- [Task to complete]: Copy each entry below exactly. No images.

- [The records]:
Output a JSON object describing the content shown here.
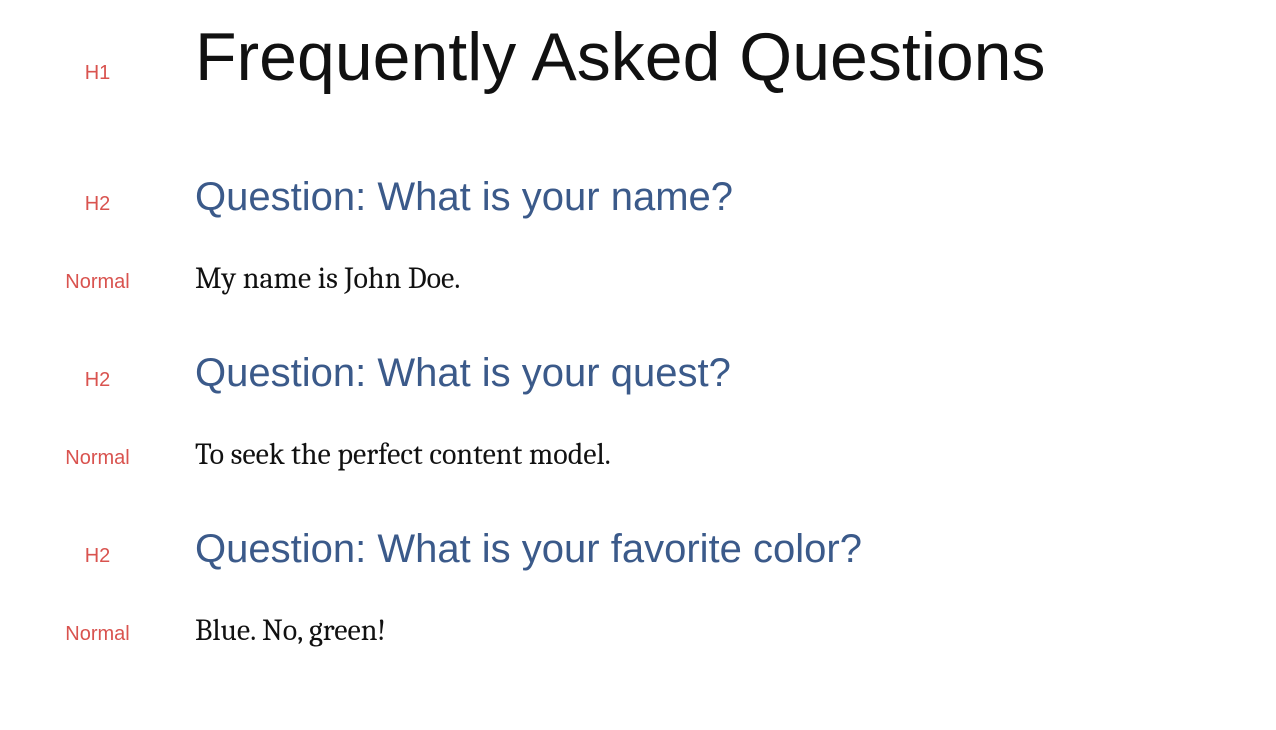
{
  "labels": {
    "h1": "H1",
    "h2": "H2",
    "normal": "Normal"
  },
  "title": "Frequently Asked Questions",
  "faq": [
    {
      "question": "Question: What is your name?",
      "answer": "My name is John Doe."
    },
    {
      "question": "Question: What is your quest?",
      "answer": "To seek the perfect content model."
    },
    {
      "question": "Question: What is your favorite color?",
      "answer": "Blue. No, green!"
    }
  ]
}
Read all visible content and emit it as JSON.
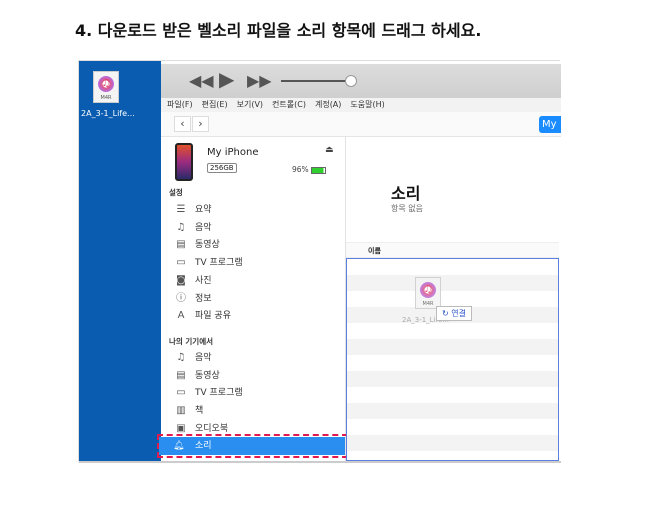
{
  "heading": "4. 다운로드 받은 벨소리 파일을 소리 항목에 드래그 하세요.",
  "desktop": {
    "file_type": "M4R",
    "file_name": "2A_3-1_Life..."
  },
  "menu": [
    "파일(F)",
    "편집(E)",
    "보기(V)",
    "컨트롤(C)",
    "계정(A)",
    "도움말(H)"
  ],
  "nav": {
    "back": "‹",
    "forward": "›",
    "device_button": "My"
  },
  "device": {
    "name": "My iPhone",
    "capacity": "256GB",
    "battery": "96%"
  },
  "settings": {
    "title": "설정",
    "items": [
      {
        "icon": "list-icon",
        "g": "☰",
        "label": "요약"
      },
      {
        "icon": "music-icon",
        "g": "♫",
        "label": "음악"
      },
      {
        "icon": "film-icon",
        "g": "▤",
        "label": "동영상"
      },
      {
        "icon": "tv-icon",
        "g": "▭",
        "label": "TV 프로그램"
      },
      {
        "icon": "camera-icon",
        "g": "◙",
        "label": "사진"
      },
      {
        "icon": "info-icon",
        "g": "ⓘ",
        "label": "정보"
      },
      {
        "icon": "apps-icon",
        "g": "A",
        "label": "파일 공유"
      }
    ]
  },
  "on_device": {
    "title": "나의 기기에서",
    "items": [
      {
        "icon": "music-icon",
        "g": "♫",
        "label": "음악"
      },
      {
        "icon": "film-icon",
        "g": "▤",
        "label": "동영상"
      },
      {
        "icon": "tv-icon",
        "g": "▭",
        "label": "TV 프로그램"
      },
      {
        "icon": "book-icon",
        "g": "▥",
        "label": "책"
      },
      {
        "icon": "audiobook-icon",
        "g": "▣",
        "label": "오디오북"
      }
    ],
    "selected": {
      "icon": "bell-icon",
      "g": "♫",
      "label": "소리"
    }
  },
  "content": {
    "title": "소리",
    "subtitle": "항목 없음",
    "column": "이름",
    "drag_file_type": "M4R",
    "drag_file_name": "2A_3-1_Life...",
    "drop_label": "↻ 연결"
  },
  "colors": {
    "accent": "#2a8ef0",
    "highlight": "#e0194f",
    "desktop": "#0a5cb0"
  }
}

- [Written answer]:
Output a JSON object describing the content shown here.
{
  "labels": {
    "h1": "H1",
    "h2": "H2",
    "normal": "Normal"
  },
  "title": "Frequently Asked Questions",
  "faq": [
    {
      "question": "Question: What is your name?",
      "answer": "My name is John Doe."
    },
    {
      "question": "Question: What is your quest?",
      "answer": "To seek the perfect content model."
    },
    {
      "question": "Question: What is your favorite color?",
      "answer": "Blue. No, green!"
    }
  ]
}
Read all visible content and emit it as JSON.
{
  "heading": "4. 다운로드 받은 벨소리 파일을 소리 항목에 드래그 하세요.",
  "desktop": {
    "file_type": "M4R",
    "file_name": "2A_3-1_Life..."
  },
  "menu": [
    "파일(F)",
    "편집(E)",
    "보기(V)",
    "컨트롤(C)",
    "계정(A)",
    "도움말(H)"
  ],
  "nav": {
    "back": "‹",
    "forward": "›",
    "device_button": "My"
  },
  "device": {
    "name": "My iPhone",
    "capacity": "256GB",
    "battery": "96%"
  },
  "settings": {
    "title": "설정",
    "items": [
      {
        "icon": "list-icon",
        "g": "☰",
        "label": "요약"
      },
      {
        "icon": "music-icon",
        "g": "♫",
        "label": "음악"
      },
      {
        "icon": "film-icon",
        "g": "▤",
        "label": "동영상"
      },
      {
        "icon": "tv-icon",
        "g": "▭",
        "label": "TV 프로그램"
      },
      {
        "icon": "camera-icon",
        "g": "◙",
        "label": "사진"
      },
      {
        "icon": "info-icon",
        "g": "ⓘ",
        "label": "정보"
      },
      {
        "icon": "apps-icon",
        "g": "A",
        "label": "파일 공유"
      }
    ]
  },
  "on_device": {
    "title": "나의 기기에서",
    "items": [
      {
        "icon": "music-icon",
        "g": "♫",
        "label": "음악"
      },
      {
        "icon": "film-icon",
        "g": "▤",
        "label": "동영상"
      },
      {
        "icon": "tv-icon",
        "g": "▭",
        "label": "TV 프로그램"
      },
      {
        "icon": "book-icon",
        "g": "▥",
        "label": "책"
      },
      {
        "icon": "audiobook-icon",
        "g": "▣",
        "label": "오디오북"
      }
    ],
    "selected": {
      "icon": "bell-icon",
      "g": "♫",
      "label": "소리"
    }
  },
  "content": {
    "title": "소리",
    "subtitle": "항목 없음",
    "column": "이름",
    "drag_file_type": "M4R",
    "drag_file_name": "2A_3-1_Life...",
    "drop_label": "↻ 연결"
  },
  "colors": {
    "accent": "#2a8ef0",
    "highlight": "#e0194f",
    "desktop": "#0a5cb0"
  }
}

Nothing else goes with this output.